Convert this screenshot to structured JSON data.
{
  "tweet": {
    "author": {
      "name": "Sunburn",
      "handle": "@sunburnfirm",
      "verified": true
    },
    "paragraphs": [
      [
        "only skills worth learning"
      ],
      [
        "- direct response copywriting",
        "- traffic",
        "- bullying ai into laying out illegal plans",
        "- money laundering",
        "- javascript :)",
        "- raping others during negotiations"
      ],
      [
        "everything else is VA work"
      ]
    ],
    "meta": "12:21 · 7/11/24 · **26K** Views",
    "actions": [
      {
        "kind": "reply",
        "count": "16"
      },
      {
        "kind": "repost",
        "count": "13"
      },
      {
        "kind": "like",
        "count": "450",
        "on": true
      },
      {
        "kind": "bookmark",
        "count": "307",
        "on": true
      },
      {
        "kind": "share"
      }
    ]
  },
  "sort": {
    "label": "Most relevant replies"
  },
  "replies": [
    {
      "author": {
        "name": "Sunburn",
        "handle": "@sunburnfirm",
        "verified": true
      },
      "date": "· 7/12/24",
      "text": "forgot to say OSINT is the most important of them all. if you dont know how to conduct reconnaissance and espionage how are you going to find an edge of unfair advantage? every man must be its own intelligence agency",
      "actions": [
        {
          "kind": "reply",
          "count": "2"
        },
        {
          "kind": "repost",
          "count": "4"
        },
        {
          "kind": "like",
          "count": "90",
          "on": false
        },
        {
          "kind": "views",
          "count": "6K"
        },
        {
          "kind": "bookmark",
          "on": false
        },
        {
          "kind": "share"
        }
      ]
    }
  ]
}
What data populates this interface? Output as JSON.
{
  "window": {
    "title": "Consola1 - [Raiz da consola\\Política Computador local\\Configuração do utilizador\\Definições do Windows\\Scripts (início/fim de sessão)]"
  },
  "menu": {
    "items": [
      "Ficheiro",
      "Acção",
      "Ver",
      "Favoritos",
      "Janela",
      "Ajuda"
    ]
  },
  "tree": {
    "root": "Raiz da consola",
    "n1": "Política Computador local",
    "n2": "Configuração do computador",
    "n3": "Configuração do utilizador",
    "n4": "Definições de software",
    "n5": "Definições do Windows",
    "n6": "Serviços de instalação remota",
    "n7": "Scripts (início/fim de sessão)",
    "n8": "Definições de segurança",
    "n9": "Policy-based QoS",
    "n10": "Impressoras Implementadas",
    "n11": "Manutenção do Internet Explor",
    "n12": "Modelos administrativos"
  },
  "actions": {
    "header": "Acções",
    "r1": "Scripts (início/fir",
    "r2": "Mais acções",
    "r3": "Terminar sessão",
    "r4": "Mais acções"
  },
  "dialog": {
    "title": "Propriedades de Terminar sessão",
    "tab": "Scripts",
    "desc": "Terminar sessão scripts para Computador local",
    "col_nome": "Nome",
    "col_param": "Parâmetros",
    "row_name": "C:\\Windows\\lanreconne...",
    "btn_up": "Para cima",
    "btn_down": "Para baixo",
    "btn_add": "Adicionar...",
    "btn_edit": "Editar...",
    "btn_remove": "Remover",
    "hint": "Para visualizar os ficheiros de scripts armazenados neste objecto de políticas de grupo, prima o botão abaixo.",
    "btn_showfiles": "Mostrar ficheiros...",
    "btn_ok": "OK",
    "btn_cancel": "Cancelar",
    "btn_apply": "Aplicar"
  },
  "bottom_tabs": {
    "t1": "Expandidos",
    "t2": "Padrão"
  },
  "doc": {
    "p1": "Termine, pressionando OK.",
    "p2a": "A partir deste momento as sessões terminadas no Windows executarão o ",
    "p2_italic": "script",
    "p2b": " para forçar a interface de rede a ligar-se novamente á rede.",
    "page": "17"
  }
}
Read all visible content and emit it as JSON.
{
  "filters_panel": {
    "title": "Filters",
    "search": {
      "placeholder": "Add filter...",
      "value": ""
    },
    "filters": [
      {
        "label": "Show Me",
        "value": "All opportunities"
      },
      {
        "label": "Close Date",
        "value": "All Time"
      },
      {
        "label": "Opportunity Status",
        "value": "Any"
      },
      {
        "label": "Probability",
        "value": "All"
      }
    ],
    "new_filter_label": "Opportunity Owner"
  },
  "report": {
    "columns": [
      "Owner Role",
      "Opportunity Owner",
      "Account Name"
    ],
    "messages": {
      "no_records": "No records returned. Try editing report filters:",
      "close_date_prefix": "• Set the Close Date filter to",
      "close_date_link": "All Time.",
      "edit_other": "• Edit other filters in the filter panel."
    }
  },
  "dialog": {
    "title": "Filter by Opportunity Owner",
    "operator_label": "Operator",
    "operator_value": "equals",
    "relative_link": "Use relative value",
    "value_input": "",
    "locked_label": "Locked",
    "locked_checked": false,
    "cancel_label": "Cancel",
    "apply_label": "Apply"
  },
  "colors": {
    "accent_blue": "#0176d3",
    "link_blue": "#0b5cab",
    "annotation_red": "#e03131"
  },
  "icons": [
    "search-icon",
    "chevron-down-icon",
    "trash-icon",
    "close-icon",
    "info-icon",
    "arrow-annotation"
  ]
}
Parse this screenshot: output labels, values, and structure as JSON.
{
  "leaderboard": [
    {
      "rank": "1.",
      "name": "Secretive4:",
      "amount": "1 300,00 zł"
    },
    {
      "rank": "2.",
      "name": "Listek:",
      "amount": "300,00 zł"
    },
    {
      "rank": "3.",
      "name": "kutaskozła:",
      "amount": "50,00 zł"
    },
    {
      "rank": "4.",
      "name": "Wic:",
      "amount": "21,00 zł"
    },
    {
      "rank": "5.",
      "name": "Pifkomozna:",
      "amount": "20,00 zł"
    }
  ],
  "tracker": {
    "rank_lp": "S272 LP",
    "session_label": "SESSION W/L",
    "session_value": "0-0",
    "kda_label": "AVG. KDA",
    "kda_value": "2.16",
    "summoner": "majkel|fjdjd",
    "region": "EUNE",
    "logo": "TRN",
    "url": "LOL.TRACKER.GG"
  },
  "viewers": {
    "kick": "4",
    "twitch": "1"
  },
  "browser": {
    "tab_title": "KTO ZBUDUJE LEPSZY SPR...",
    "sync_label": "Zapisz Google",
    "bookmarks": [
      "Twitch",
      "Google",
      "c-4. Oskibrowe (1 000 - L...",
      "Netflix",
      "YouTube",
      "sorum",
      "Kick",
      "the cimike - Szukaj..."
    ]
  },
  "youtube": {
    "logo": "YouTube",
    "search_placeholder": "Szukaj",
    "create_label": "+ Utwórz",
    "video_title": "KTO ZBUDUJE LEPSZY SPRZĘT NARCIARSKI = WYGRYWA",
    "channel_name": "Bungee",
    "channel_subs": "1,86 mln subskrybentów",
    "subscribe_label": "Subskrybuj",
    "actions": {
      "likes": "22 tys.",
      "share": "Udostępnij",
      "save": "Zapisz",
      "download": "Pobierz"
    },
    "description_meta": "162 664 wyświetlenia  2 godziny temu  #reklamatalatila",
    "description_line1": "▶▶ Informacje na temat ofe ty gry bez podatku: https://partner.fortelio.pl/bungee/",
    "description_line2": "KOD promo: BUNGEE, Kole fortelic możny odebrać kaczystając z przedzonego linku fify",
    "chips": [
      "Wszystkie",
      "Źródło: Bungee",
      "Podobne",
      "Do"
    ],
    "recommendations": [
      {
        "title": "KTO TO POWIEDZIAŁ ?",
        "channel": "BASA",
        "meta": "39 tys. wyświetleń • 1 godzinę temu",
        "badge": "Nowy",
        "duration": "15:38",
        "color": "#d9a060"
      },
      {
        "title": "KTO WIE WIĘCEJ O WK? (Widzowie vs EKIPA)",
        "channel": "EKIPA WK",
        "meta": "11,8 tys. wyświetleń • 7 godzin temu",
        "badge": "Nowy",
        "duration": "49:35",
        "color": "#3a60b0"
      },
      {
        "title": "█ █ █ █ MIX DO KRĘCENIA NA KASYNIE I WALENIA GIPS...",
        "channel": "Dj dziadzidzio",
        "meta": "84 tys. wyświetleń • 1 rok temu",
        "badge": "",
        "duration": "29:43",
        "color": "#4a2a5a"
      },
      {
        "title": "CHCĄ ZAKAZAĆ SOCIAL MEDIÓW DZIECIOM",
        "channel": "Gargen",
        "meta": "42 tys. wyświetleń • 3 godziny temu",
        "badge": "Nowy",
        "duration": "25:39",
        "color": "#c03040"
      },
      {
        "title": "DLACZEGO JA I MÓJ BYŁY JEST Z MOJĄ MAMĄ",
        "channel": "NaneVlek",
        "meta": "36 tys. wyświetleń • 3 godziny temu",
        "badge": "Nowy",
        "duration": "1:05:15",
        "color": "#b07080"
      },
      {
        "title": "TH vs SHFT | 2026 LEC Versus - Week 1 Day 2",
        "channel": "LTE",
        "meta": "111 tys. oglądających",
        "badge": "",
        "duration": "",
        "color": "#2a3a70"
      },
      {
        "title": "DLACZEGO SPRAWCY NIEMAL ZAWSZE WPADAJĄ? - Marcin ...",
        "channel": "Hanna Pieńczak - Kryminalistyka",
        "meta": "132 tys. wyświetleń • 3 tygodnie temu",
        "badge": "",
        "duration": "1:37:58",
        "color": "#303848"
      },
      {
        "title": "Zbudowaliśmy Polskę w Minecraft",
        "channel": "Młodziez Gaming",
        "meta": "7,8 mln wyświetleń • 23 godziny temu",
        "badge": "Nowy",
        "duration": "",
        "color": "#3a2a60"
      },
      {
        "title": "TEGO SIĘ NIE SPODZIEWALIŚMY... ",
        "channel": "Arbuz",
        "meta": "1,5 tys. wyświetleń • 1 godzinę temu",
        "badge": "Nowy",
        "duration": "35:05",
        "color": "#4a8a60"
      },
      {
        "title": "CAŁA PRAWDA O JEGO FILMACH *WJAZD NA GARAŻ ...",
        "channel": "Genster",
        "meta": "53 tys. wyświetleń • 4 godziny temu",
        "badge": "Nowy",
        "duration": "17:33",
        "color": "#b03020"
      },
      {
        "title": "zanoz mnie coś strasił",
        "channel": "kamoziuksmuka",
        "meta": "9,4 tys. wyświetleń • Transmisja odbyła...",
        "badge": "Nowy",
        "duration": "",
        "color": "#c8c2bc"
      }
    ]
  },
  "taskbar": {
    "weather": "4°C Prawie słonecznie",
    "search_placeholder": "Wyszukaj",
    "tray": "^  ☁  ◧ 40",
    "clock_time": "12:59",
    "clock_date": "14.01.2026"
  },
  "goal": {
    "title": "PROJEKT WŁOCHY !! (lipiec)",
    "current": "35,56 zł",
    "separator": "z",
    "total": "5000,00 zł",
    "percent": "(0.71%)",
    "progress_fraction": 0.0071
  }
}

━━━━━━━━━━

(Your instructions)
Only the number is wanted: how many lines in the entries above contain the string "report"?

(Written solution)
2